--- Exercise brief ---
All lines holding the string "author" should be copied from the data below.

--- Supplied records ---
• • • •
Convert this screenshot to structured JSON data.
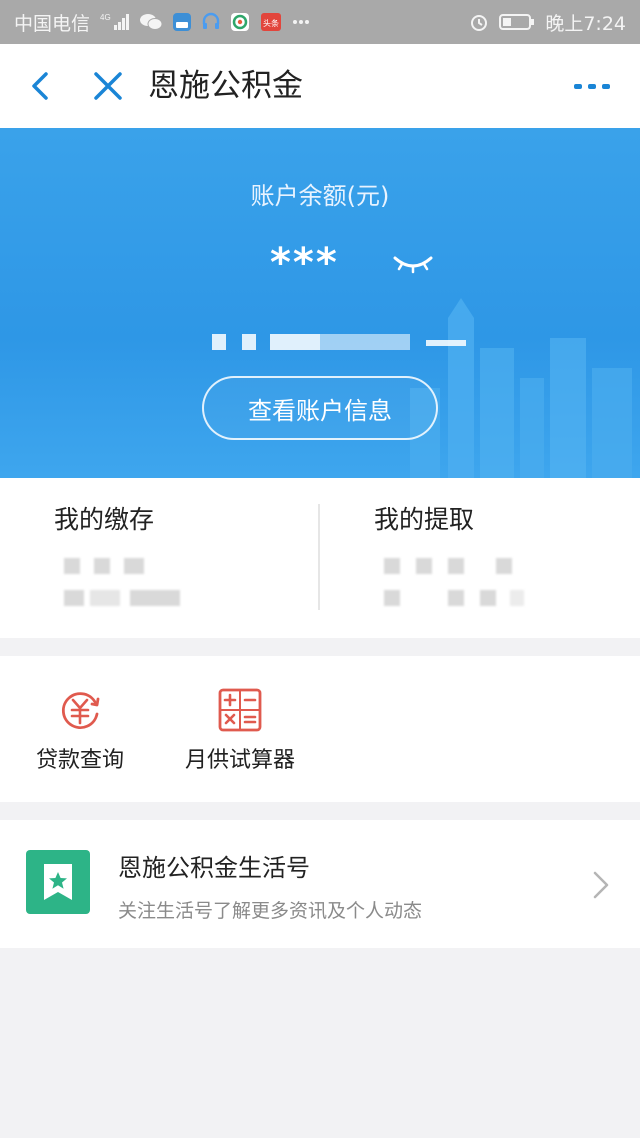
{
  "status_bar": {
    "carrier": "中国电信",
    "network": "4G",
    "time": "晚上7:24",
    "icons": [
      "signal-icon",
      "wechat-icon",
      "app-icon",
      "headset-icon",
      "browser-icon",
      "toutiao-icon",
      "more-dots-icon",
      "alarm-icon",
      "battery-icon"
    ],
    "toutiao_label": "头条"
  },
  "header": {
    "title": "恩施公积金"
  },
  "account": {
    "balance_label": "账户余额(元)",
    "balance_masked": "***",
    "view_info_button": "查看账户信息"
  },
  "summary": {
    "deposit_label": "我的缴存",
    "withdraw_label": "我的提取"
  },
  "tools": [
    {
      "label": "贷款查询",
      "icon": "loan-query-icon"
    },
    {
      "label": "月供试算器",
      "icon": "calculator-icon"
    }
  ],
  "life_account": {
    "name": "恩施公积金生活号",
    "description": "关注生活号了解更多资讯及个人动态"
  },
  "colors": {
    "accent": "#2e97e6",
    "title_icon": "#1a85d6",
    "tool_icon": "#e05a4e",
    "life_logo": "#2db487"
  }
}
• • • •
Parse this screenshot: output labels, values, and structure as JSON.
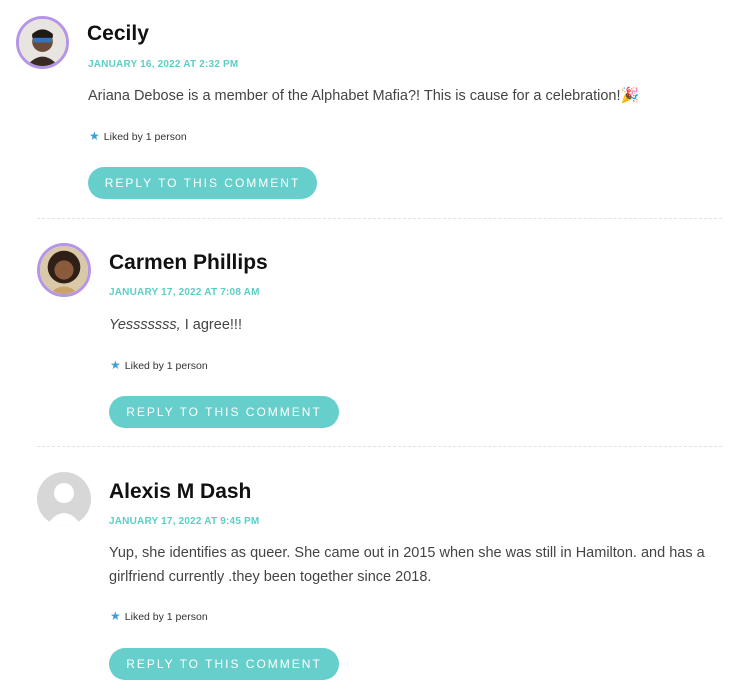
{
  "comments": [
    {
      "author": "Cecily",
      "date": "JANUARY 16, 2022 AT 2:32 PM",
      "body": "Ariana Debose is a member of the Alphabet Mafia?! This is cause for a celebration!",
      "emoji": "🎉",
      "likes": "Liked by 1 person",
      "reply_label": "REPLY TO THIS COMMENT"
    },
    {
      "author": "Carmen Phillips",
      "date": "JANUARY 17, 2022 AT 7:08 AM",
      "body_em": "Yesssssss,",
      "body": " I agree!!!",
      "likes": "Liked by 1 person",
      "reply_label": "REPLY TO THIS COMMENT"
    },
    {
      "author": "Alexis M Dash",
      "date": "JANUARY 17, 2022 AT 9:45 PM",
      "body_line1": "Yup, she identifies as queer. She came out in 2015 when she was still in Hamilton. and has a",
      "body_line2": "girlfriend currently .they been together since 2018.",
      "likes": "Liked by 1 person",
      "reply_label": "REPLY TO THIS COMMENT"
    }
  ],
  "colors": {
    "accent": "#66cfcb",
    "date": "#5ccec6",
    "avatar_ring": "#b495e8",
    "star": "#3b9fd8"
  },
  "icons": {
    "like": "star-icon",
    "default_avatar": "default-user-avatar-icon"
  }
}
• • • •
--- Written solution ---
      "author": "Cecily",
      "author": "Carmen Phillips",
      "author": "Alexis M Dash",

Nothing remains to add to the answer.